New Accounting Act has clear outlines
The law promises to reduce the administrative burden and move accounting towards international standards. Together with implementing decrees, accounting standards, and a law amending related legislation including the Income Tax Act, the act should come into effect on 1 January 2024. Its draft has already gone through an external comment procedure, but the text of the accompanying regulations has not yet been made public.
One of the objectives of the new regulation is to align the national concept with the globally accepted accounting frameworks so as not to conflict with the requirements of EU law. One example is a change in ﬁnance leases where their accounting treatment shall be similar to the acquisition of assets by purchase. The new regulation should reduce the administrative burden while enhancing the quality and transparency of financial statements.

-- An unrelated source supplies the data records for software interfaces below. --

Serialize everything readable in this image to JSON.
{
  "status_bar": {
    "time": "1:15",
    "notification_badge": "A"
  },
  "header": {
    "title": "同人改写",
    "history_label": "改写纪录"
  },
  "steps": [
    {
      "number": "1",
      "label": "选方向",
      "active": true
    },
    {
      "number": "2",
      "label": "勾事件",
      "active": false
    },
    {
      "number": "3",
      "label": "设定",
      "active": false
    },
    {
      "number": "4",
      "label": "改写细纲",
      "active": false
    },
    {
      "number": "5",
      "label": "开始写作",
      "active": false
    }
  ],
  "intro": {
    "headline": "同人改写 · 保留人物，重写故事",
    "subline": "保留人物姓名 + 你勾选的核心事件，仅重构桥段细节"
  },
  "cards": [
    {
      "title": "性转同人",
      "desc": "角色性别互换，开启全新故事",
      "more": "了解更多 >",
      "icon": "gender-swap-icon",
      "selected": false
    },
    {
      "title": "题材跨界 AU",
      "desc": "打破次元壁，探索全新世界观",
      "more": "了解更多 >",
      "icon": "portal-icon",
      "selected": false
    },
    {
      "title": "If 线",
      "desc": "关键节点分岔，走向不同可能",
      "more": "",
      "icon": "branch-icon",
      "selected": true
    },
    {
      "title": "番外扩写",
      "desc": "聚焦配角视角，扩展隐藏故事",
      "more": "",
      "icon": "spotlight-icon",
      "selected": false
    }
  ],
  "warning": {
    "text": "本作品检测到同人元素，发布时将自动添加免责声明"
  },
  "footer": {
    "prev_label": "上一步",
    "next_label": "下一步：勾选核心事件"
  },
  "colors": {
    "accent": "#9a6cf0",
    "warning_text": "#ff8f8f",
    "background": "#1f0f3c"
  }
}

The law primarily puts emphasis on financial reporting rather than on how individual accounting transactions are kept and accounted for.
Extended applicability of international accounting standards
The new law extends the obligation or possibility to use international accounting standards. These should be mandatory for corporations whose investment securities are traded on an EU regulated market as well as for most ﬁnancial institutions including investment funds. International accounting standards could then voluntarily be used by taxable entities subject to the Specialised Tax Authority or by entities that expect to be included in the consolidated ﬁnancial statements prepared in accordance with international accounting standards. In connection with this, it will be important from a tax perspective to see whether an expected change in the Income Tax Act allowing the use of the ﬁnancial statements prepared in accordance with international accounting standards to determine the tax base will be implemented.
Functional currency concept, changes applicable to audits, and simplifications for non-profit organisations and foreign companies
As a new concept, the law introduces the application of the functional currency, i.e., the currency in which the entity carries out the majority of its activities. The currency used for accounting may be the Czech crown or a foreign currency if it is the functional currency and if the entity has opted for it. This change would therefore eliminate foreign exchange differences relating to the functional currency.
Changes to the criteria for mandatory audits are also being considered. The new rules should apply to large entities, medium-sized entities, and parent entities fulfilling the consolidation obligation. An alternative proposal is to increase current limits (total assets of CZK 65 million, annual net turnover of CZK 130 million, average number of employees of 50 per accounting period).
The new law should considerably simplify the administration of non-profit organisations, natural persons, and branches of foreign entities: these should not be treated as accounting units. Consequently, under this law they will not be required to keep accounting records.
The new law also implements an EU directive that imposes an obligation on selected companies to publish an income tax report.
Effectiveness from 2024
Considering the ongoing legislative process and the extensive number of comments (e.g., from the Czech Chamber of Tax Advisors, the Czech Chamber of Commerce or the CNB), we can expect numerous changes and amendments. The final draft submitted to the deputies may therefore undergo significant changes. It will also be important to monitor subsequent changes in secondary regulations and related laws, expected to be published in the first months of 2023.
Although the set of these regulations is not expected to take effect in most cases until 2024, given the significance of the planned changes, we recommend assessing their impact now.